Back in 2016 I designed and built a Japanese-style gate, which appeared in Fine Homebuilding magazine this past year, and appears every day in my backyard (the best part). I visited the Portland Japanese Garden for inspiration, as well as a few websites and Google images. Once I settled on the design for the gridwork panel in the door, I realized it would also work at larger scale for the railing system on an upper balcony that sticks out of the house, just across the backyard patio.
Well, this year (2018) I finally got around to those rails and balusters on the balcony, which used to be that generic contractor grade you see on condos and apartment buildings.

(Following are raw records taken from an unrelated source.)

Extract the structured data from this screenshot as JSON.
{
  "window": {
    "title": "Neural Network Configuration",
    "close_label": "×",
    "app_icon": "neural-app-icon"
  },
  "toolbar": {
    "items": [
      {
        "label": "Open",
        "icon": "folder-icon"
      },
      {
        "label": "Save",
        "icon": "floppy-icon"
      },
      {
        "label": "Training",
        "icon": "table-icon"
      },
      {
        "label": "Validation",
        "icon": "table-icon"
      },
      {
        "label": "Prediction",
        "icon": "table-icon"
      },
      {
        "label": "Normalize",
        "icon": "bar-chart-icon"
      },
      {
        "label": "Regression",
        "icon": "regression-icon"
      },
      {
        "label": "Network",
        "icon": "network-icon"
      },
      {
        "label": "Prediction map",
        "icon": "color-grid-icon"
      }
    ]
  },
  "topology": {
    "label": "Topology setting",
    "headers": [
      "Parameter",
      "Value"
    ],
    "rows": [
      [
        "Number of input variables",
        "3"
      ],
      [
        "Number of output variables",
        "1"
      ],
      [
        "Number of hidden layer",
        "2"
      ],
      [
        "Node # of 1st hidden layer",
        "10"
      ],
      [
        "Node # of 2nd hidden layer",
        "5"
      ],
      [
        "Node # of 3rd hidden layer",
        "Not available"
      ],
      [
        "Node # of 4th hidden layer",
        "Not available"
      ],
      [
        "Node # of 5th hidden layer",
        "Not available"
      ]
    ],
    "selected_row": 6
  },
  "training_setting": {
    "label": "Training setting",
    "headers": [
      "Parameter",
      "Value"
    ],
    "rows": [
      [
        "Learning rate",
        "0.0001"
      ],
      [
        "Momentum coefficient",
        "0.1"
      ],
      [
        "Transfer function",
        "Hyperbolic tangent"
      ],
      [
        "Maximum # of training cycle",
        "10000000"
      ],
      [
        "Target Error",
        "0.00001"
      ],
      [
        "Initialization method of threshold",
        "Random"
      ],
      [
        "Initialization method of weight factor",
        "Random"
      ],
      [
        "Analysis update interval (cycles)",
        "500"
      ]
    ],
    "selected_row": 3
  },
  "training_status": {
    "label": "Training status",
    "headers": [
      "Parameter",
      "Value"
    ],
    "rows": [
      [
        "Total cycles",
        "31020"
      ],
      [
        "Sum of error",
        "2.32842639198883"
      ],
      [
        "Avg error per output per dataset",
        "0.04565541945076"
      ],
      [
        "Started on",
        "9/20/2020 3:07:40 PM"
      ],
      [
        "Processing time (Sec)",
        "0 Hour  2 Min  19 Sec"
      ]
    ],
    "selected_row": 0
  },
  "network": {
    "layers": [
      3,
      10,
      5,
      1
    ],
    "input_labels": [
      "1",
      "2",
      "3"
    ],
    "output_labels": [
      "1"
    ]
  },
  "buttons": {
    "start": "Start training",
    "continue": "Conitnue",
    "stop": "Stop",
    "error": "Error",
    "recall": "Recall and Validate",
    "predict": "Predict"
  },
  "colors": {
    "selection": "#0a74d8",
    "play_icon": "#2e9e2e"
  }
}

Fine for what they are, but a combination embarrassment/challenge for a woodworker like me.
I started by pulling down all the wobbly posts and rails and taking it all to the dump. Then I covered the joists with TimberTech, the same excellent composite decking I used on the deck in the backyard, and screwed new posts onto the deck using these long, awesome, decorative screws designed for thick timbers, from Home Depot. The posts are cedar, as is everything in the new rail system. I added top rails to the posts, and screwed a composite deck board onto the top of each one.
The next key part was adding a bottom rail, with would complete the rectangular frame where each panel of gridwork would go. To keep those bottom rails parallel to the top, I just made a spacer stick, which I pressed the lower rail against when screwing it into place. BTW, I held it in place with a combination of angled screws and these decorative angle pieces, which look nice.
As for making the grillwork balusters, I started with 1-1/2-in.-square cedar stakes/balusters you can buy at the home center. Then I did some drawing to scale up my original, small grillwork to suit the thicker pieces. You want to get the horizontal spacing adjusted so there are even spaces at each end.
Then I cut all the pieces to fit inside the rail system. Your spaces will probably vary from post to post, so keep track of which grid pieces go where. The vertical lengths should be consistent, since you used that spacer stick to set the lower rails. As for the rest of the process, I’ll let the photos do the talking.